**Task goal:**
Below are the records; count the lines that include the string "rating" and give only that number.
>>>
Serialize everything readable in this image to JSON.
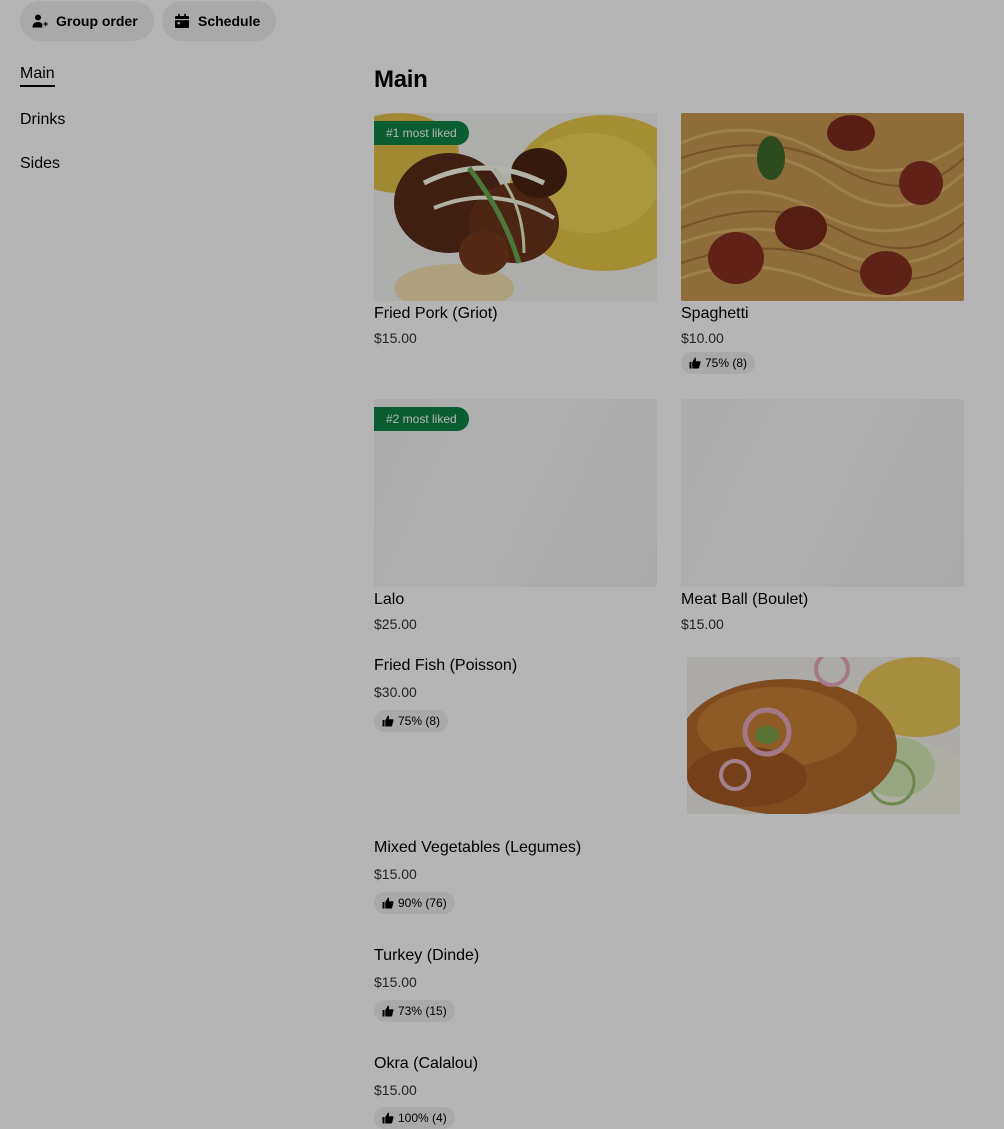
{
  "header": {
    "group_order_label": "Group order",
    "schedule_label": "Schedule"
  },
  "sidebar": {
    "items": [
      {
        "label": "Main",
        "active": true
      },
      {
        "label": "Drinks",
        "active": false
      },
      {
        "label": "Sides",
        "active": false
      }
    ]
  },
  "section": {
    "title": "Main",
    "items": [
      {
        "name": "Fried Pork (Griot)",
        "price": "$15.00",
        "badge": "#1 most liked",
        "image": "fried-pork-photo"
      },
      {
        "name": "Spaghetti",
        "price": "$10.00",
        "rating": "75% (8)",
        "image": "spaghetti-photo"
      },
      {
        "name": "Lalo",
        "price": "$25.00",
        "badge": "#2 most liked",
        "image": "placeholder"
      },
      {
        "name": "Meat Ball (Boulet)",
        "price": "$15.00",
        "image": "placeholder"
      },
      {
        "name": "Fried Fish (Poisson)",
        "price": "$30.00",
        "rating": "75% (8)",
        "image": "fried-fish-photo"
      },
      {
        "name": "Mixed Vegetables (Legumes)",
        "price": "$15.00",
        "rating": "90% (76)"
      },
      {
        "name": "Turkey (Dinde)",
        "price": "$15.00",
        "rating": "73% (15)"
      },
      {
        "name": "Okra (Calalou)",
        "price": "$15.00",
        "rating": "100% (4)"
      }
    ]
  },
  "colors": {
    "badge_green": "#0e8345",
    "pill_bg": "#eeeeee",
    "overlay": "rgba(0,0,0,0.29)"
  }
}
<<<
**Final answer:**
5